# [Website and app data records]

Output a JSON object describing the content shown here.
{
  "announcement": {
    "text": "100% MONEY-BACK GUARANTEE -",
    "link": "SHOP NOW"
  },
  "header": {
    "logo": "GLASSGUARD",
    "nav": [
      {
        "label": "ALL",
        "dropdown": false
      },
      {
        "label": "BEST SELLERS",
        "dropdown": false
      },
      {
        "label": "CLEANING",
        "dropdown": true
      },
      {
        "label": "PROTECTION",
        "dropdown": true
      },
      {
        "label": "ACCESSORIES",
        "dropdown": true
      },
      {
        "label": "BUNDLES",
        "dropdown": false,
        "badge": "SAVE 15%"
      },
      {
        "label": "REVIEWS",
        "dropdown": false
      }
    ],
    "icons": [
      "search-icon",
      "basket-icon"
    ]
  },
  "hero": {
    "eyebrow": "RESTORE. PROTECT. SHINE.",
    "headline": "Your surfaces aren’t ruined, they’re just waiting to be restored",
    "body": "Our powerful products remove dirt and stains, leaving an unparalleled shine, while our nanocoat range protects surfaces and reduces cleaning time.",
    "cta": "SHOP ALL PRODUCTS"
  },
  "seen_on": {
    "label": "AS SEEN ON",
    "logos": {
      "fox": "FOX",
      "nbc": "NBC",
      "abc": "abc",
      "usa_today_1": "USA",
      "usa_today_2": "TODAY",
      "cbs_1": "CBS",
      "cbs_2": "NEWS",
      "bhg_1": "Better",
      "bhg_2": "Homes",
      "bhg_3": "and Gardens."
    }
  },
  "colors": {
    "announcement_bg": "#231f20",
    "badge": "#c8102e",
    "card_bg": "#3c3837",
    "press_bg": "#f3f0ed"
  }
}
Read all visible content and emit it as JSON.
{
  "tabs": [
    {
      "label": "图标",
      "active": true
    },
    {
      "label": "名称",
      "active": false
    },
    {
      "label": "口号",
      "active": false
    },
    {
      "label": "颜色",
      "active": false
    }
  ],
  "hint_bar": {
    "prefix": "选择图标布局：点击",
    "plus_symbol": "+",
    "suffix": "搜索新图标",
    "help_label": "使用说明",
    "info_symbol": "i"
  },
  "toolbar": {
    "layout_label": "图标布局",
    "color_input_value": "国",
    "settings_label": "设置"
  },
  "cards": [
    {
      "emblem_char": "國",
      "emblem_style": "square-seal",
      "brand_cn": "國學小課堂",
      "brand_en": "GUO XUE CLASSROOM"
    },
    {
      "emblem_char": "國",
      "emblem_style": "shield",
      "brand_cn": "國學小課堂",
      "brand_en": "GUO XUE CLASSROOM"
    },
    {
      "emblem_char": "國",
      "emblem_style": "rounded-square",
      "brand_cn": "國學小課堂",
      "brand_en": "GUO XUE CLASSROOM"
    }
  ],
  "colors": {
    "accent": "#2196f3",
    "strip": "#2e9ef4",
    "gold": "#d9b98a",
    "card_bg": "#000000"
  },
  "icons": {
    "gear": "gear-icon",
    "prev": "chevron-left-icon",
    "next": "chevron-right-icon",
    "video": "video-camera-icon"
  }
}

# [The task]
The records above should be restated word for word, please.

# [Written solution]
Output a JSON object describing the content shown here.
{
  "announcement": {
    "text": "100% MONEY-BACK GUARANTEE -",
    "link": "SHOP NOW"
  },
  "header": {
    "logo": "GLASSGUARD",
    "nav": [
      {
        "label": "ALL",
        "dropdown": false
      },
      {
        "label": "BEST SELLERS",
        "dropdown": false
      },
      {
        "label": "CLEANING",
        "dropdown": true
      },
      {
        "label": "PROTECTION",
        "dropdown": true
      },
      {
        "label": "ACCESSORIES",
        "dropdown": true
      },
      {
        "label": "BUNDLES",
        "dropdown": false,
        "badge": "SAVE 15%"
      },
      {
        "label": "REVIEWS",
        "dropdown": false
      }
    ],
    "icons": [
      "search-icon",
      "basket-icon"
    ]
  },
  "hero": {
    "eyebrow": "RESTORE. PROTECT. SHINE.",
    "headline": "Your surfaces aren’t ruined, they’re just waiting to be restored",
    "body": "Our powerful products remove dirt and stains, leaving an unparalleled shine, while our nanocoat range protects surfaces and reduces cleaning time.",
    "cta": "SHOP ALL PRODUCTS"
  },
  "seen_on": {
    "label": "AS SEEN ON",
    "logos": {
      "fox": "FOX",
      "nbc": "NBC",
      "abc": "abc",
      "usa_today_1": "USA",
      "usa_today_2": "TODAY",
      "cbs_1": "CBS",
      "cbs_2": "NEWS",
      "bhg_1": "Better",
      "bhg_2": "Homes",
      "bhg_3": "and Gardens."
    }
  },
  "colors": {
    "announcement_bg": "#231f20",
    "badge": "#c8102e",
    "card_bg": "#3c3837",
    "press_bg": "#f3f0ed"
  }
}
Read all visible content and emit it as JSON.
{
  "tabs": [
    {
      "label": "图标",
      "active": true
    },
    {
      "label": "名称",
      "active": false
    },
    {
      "label": "口号",
      "active": false
    },
    {
      "label": "颜色",
      "active": false
    }
  ],
  "hint_bar": {
    "prefix": "选择图标布局：点击",
    "plus_symbol": "+",
    "suffix": "搜索新图标",
    "help_label": "使用说明",
    "info_symbol": "i"
  },
  "toolbar": {
    "layout_label": "图标布局",
    "color_input_value": "国",
    "settings_label": "设置"
  },
  "cards": [
    {
      "emblem_char": "國",
      "emblem_style": "square-seal",
      "brand_cn": "國學小課堂",
      "brand_en": "GUO XUE CLASSROOM"
    },
    {
      "emblem_char": "國",
      "emblem_style": "shield",
      "brand_cn": "國學小課堂",
      "brand_en": "GUO XUE CLASSROOM"
    },
    {
      "emblem_char": "國",
      "emblem_style": "rounded-square",
      "brand_cn": "國學小課堂",
      "brand_en": "GUO XUE CLASSROOM"
    }
  ],
  "colors": {
    "accent": "#2196f3",
    "strip": "#2e9ef4",
    "gold": "#d9b98a",
    "card_bg": "#000000"
  },
  "icons": {
    "gear": "gear-icon",
    "prev": "chevron-left-icon",
    "next": "chevron-right-icon",
    "video": "video-camera-icon"
  }
}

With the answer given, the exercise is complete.